Return, from the data below, each line that contains the word "Observations".

*** Extracted material Section Begins ***

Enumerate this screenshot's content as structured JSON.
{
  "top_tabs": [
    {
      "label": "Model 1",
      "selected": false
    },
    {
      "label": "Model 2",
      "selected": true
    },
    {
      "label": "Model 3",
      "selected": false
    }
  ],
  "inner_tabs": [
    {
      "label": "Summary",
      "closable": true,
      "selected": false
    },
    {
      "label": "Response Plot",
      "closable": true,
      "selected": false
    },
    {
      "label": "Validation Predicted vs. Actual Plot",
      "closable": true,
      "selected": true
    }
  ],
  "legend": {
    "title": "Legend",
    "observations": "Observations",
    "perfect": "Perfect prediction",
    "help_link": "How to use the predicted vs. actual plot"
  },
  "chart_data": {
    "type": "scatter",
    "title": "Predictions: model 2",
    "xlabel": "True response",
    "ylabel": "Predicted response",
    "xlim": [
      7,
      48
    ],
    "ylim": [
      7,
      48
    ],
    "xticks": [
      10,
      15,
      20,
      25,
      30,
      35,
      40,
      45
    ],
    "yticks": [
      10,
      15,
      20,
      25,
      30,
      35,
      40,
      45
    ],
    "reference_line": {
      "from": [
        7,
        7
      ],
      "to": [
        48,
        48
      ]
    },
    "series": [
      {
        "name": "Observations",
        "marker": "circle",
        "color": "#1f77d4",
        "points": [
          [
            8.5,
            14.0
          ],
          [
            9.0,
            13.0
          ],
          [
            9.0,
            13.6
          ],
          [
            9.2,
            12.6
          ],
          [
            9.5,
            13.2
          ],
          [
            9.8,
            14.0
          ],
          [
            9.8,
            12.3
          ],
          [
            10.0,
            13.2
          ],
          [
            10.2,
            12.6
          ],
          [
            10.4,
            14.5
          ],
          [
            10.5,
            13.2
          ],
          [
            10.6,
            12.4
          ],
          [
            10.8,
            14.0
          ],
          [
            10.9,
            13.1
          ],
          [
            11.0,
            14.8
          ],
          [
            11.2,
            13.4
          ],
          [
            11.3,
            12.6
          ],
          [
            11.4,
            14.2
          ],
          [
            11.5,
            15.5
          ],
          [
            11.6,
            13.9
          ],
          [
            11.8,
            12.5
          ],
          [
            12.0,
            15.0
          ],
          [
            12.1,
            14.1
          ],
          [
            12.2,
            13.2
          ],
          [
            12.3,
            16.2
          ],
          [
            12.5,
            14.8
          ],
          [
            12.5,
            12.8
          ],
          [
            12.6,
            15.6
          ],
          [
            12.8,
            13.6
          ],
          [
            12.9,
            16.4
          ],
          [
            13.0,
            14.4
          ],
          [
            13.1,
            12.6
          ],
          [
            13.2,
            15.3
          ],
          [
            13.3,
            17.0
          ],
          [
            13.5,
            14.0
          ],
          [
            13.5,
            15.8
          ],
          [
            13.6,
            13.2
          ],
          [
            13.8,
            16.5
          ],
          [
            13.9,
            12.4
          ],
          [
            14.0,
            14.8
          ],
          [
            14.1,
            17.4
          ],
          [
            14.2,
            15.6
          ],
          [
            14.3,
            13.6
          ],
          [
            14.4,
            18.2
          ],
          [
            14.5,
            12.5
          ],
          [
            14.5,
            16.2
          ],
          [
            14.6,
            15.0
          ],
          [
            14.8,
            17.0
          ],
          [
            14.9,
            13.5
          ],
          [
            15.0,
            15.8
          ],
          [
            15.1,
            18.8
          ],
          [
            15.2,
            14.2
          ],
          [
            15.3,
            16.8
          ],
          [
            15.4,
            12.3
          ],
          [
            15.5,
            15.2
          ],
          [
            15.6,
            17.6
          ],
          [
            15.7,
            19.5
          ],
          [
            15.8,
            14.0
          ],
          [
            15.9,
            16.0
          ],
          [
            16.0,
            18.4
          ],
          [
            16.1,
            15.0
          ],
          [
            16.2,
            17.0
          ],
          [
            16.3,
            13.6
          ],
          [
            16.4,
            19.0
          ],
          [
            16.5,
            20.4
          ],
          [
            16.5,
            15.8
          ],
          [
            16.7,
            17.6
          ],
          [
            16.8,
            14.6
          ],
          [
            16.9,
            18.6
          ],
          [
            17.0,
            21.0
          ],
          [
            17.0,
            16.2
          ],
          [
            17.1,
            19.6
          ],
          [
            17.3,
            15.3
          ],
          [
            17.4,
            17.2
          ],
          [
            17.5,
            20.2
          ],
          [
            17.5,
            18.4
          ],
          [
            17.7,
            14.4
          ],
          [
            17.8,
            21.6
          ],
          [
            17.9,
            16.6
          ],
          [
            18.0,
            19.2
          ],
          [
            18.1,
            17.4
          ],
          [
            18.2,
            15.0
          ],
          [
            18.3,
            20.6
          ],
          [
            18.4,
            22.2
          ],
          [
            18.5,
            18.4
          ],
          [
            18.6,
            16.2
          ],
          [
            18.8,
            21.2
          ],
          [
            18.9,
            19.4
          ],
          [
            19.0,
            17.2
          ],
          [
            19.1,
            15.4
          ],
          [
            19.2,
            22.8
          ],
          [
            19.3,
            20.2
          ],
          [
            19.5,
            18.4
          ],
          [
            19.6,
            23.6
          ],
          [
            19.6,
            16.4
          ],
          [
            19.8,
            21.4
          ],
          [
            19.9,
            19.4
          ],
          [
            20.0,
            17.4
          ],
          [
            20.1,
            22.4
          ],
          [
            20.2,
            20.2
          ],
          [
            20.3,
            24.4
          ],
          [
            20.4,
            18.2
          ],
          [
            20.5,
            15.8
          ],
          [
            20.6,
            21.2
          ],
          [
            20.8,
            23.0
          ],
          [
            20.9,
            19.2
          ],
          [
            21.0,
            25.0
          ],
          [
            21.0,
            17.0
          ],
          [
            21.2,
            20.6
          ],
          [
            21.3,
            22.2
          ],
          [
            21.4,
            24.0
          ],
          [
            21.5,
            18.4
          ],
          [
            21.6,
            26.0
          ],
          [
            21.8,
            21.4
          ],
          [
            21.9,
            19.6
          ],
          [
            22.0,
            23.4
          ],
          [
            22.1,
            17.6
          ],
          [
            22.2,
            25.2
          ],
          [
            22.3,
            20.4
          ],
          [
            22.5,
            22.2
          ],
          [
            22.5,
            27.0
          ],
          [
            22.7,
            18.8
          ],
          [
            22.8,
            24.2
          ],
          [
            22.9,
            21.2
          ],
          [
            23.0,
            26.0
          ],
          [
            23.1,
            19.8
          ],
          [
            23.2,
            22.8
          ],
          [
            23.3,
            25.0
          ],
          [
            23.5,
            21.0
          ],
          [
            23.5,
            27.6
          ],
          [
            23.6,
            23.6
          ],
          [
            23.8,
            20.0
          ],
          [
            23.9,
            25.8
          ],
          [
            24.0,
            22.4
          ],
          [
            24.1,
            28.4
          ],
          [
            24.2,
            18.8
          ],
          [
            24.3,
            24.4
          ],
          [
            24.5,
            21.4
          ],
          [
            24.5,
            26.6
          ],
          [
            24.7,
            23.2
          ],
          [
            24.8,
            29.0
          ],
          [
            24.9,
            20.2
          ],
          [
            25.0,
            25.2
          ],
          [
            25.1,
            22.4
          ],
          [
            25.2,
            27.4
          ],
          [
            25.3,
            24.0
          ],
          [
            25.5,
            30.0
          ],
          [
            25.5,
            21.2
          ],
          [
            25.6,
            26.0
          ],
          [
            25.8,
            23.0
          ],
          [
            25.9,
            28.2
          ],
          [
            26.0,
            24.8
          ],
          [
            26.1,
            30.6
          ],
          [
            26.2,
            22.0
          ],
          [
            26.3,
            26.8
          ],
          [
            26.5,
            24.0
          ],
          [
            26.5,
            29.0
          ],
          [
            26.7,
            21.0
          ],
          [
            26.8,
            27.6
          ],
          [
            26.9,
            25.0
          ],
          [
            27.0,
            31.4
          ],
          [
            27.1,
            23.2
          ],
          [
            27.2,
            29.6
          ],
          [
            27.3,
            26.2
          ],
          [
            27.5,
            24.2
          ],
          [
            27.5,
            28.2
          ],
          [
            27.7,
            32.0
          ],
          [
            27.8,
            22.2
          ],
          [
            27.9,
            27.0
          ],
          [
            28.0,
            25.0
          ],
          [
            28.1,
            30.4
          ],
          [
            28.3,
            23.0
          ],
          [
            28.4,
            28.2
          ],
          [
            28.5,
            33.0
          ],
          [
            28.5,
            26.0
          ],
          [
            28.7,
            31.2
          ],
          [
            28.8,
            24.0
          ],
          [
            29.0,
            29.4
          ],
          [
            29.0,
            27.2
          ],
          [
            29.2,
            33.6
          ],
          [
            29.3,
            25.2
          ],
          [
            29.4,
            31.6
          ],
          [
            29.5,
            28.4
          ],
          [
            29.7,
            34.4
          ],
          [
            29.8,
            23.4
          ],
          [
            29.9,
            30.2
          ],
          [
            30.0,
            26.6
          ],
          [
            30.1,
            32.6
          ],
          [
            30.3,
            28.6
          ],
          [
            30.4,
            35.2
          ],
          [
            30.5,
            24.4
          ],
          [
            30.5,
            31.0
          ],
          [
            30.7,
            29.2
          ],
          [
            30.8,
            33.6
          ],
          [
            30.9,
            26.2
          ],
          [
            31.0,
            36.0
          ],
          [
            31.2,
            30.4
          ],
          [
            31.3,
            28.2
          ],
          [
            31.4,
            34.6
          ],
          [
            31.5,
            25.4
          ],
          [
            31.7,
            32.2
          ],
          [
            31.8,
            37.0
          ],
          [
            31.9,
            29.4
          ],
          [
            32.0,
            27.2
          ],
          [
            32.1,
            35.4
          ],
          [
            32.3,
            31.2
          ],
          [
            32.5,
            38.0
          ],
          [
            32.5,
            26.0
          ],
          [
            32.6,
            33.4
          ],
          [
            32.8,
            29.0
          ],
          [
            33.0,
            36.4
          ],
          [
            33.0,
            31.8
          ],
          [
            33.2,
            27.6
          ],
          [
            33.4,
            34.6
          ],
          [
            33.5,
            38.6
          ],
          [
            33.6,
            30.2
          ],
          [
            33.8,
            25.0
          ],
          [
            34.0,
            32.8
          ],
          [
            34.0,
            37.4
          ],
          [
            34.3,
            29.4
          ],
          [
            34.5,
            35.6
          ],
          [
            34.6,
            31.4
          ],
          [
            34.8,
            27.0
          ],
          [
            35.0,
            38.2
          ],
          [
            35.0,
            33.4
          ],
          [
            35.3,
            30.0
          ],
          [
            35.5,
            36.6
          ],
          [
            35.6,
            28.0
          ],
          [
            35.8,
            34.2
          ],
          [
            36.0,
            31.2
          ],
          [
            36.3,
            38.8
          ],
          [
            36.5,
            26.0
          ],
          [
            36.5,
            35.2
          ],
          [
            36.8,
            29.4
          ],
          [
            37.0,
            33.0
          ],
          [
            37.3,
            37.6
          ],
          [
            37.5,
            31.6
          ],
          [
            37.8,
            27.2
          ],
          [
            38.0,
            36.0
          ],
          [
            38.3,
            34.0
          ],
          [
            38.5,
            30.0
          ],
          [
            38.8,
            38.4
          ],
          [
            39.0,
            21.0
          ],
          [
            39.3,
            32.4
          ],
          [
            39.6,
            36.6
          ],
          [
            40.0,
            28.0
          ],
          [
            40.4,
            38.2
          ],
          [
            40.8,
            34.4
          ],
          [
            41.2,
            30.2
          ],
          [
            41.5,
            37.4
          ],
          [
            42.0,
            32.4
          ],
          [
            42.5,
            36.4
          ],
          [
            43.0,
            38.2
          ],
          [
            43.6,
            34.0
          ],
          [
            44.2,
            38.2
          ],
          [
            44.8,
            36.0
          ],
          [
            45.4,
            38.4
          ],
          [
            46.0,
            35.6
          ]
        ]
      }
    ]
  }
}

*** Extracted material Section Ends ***

Completed exercise:
    "observations": "Observations",
        "name": "Observations",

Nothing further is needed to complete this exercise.